The question was asked a lot last March and into the summer: What will Butler's success mean for the league on the court?
Halfway through the League season it's evident that the Horizon League is more physically tough and Butler's success may be to blame.
Coaching changes and new personnel are other reasons for a more bruising League, but the blueprint that Butler, and to a lesser extent Cleveland State, has laid out shows you can win consistently in the Horizon League with smart, physical players. That blueprint is much easier to copy than finding superior talent or simply trying to out-coaching everybody else with similar talent.
The best example of the League's increased toughness was Sunday in Valpo. Neither Green Bay or Valpo would have been mistaken for the Bad Boy Pistons the last few years. Yet on Sunday, both teams were throwing their bodies around trying to impose their will in the paint.
"They're definitely physical," Valparaiso sophomore Matt Kenney said."
A stark contrast to the perimeter oriented games we've seen between these two teams in the last half decade.

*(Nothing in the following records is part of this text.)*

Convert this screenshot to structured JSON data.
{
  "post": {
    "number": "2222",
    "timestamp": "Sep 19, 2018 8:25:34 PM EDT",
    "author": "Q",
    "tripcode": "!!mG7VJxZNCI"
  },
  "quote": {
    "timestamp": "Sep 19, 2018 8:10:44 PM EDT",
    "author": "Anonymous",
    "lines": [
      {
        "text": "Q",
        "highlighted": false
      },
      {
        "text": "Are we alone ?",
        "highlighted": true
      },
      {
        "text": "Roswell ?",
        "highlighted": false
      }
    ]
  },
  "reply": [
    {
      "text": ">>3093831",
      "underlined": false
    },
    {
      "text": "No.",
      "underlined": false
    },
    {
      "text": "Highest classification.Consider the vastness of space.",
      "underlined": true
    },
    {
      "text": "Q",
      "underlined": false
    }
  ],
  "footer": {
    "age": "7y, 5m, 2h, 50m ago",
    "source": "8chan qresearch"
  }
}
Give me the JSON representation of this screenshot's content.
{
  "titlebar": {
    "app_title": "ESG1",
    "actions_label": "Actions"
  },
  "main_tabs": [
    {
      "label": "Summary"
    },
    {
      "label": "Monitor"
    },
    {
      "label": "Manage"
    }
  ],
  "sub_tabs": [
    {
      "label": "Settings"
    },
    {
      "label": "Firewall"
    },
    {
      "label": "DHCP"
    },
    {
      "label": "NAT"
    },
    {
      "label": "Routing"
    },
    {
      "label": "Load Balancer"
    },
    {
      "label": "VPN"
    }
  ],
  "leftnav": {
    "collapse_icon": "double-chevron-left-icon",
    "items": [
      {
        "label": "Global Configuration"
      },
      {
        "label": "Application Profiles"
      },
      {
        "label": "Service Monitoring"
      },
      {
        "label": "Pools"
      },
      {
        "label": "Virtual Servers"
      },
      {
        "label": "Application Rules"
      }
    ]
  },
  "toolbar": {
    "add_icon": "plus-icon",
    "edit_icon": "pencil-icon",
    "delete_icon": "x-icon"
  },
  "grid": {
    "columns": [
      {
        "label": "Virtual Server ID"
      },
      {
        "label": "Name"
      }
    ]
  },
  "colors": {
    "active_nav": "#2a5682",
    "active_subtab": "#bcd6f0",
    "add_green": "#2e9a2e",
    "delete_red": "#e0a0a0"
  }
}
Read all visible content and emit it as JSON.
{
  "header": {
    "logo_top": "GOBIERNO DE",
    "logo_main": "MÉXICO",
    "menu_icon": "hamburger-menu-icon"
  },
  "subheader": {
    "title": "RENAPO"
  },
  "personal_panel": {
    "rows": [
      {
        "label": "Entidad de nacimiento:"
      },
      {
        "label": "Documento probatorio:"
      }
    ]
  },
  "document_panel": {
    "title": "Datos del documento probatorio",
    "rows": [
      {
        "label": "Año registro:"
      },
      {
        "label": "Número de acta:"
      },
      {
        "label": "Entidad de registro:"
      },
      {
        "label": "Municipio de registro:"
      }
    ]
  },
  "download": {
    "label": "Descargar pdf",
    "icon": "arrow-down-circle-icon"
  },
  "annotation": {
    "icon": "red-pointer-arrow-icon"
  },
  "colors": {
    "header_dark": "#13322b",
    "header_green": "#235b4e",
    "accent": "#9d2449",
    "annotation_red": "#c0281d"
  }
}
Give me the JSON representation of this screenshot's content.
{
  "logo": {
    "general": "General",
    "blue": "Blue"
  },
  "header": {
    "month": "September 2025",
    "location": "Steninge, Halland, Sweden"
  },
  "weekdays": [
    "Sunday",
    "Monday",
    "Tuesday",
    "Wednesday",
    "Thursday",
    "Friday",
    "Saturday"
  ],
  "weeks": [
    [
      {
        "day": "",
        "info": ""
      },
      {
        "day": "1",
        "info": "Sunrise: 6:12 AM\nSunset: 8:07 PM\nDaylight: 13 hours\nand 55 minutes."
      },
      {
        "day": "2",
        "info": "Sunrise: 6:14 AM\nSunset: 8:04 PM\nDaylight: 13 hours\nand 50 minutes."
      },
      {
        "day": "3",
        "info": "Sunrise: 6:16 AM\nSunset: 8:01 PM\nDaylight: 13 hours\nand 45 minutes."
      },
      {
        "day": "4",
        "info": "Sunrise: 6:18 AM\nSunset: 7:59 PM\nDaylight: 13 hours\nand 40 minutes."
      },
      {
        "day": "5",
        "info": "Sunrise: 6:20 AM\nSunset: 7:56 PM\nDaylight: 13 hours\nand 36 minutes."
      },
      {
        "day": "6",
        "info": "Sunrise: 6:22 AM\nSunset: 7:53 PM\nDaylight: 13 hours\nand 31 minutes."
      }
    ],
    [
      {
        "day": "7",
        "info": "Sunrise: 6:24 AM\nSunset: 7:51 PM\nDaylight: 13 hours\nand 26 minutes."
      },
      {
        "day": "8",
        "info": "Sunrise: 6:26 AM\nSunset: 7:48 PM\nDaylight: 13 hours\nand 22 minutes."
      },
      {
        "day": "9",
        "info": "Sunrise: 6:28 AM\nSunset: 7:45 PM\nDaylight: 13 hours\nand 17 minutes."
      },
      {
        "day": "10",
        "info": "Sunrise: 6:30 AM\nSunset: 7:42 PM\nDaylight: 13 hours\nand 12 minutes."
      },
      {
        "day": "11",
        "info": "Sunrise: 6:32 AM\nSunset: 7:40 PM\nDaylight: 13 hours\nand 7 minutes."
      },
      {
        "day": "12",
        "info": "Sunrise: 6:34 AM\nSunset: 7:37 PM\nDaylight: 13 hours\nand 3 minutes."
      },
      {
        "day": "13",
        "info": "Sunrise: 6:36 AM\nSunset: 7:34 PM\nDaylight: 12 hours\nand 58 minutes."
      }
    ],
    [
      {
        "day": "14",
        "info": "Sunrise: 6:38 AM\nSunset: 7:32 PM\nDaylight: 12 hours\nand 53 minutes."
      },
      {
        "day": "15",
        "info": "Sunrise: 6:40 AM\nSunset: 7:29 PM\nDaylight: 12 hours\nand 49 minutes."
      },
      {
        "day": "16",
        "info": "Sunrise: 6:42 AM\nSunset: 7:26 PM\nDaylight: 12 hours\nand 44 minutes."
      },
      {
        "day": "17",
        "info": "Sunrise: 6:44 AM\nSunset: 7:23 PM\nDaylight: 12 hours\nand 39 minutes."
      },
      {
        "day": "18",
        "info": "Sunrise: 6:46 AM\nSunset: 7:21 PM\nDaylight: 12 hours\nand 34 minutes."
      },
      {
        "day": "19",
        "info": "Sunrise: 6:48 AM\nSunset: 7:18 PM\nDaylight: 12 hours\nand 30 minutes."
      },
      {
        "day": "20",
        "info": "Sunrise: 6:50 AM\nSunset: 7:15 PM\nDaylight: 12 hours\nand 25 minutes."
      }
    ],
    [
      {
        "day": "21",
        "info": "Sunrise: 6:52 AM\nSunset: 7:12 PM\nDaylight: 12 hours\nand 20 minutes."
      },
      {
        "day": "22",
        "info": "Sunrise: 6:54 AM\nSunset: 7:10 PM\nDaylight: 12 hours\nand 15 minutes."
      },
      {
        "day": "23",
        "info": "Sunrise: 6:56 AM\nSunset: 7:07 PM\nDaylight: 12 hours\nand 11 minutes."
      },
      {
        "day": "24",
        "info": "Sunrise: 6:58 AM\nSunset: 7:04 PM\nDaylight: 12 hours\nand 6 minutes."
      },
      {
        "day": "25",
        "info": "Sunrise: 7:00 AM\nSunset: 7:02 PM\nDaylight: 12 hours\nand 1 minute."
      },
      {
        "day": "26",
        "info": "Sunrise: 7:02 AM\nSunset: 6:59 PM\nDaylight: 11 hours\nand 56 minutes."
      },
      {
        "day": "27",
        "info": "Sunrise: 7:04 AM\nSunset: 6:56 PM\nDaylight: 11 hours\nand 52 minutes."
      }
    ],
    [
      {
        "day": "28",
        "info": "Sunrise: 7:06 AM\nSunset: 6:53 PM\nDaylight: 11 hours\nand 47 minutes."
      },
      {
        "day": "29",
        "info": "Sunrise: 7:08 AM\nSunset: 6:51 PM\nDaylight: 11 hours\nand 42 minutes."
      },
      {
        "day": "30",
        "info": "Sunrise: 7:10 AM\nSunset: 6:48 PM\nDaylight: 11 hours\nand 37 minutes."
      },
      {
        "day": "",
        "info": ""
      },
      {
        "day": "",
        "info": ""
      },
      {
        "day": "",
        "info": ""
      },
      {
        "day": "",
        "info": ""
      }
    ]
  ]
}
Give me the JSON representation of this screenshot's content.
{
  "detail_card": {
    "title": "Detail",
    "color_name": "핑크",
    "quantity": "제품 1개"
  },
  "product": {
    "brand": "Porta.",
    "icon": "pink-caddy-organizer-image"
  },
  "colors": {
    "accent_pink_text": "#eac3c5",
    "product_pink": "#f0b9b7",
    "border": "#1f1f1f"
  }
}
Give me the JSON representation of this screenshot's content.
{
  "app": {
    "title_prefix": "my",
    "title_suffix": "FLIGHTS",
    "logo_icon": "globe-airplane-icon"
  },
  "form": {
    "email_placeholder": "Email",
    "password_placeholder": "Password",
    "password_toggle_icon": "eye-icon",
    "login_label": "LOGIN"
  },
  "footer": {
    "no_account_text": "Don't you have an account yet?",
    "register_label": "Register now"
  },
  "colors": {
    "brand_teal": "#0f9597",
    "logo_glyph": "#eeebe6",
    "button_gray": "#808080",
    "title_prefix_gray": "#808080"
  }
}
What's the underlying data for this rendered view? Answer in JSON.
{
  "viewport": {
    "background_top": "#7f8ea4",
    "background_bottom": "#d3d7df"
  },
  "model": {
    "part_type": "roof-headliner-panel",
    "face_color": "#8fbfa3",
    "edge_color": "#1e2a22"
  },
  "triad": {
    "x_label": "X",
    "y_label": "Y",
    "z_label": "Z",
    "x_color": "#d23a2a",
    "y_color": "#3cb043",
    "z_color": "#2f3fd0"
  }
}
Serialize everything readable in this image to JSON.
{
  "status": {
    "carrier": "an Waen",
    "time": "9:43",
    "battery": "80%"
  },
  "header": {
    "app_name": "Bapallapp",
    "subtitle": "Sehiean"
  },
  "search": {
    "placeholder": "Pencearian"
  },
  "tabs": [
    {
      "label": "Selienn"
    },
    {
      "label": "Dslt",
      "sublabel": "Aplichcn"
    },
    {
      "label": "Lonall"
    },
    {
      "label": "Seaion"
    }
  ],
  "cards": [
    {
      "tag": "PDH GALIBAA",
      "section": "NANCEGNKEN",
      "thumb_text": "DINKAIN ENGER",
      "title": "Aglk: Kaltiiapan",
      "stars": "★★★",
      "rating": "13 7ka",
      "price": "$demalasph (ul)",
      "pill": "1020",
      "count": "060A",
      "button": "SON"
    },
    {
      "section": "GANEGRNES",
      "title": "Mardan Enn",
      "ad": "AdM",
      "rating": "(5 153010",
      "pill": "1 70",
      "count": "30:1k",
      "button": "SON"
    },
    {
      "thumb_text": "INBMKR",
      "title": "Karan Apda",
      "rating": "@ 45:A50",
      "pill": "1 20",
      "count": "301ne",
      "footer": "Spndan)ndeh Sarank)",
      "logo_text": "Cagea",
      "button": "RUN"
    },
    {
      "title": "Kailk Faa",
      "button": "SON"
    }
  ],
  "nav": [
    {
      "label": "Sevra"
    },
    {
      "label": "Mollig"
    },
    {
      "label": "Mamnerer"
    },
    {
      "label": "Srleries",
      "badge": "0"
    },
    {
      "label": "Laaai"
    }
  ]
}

Tough physical play = success in the Horizon League.
Detroit starting making waves when coach McCallum brought in physical guys like Xavier Keeling, Thomas Kennedy and Eli Holman.
Valpo has a different type of intensity this year led by captain Howard Little, human bowling ball Matt Kenney, and their Dutch enforcer Kevin Van Wijk.
Note: Van Wijk's presence has taken a lot of the onus off of Cory Johnson's back as the sole big man for Valpo.
Green Bay is transforming from an offense-first team to a defense and rebounding squad. Thanks in large part to their first ever 7-footer.
Butler's struggles have come against big (read: thick) frontlines at Loyola and Milwaukee.
Teams noticed why Butler has been successful, and who they struggled against. Imitation is the sincerest form of flattery...until you get popped in the mouth.
An entire entry on physical play without the word physicality. I KNEW it could be done.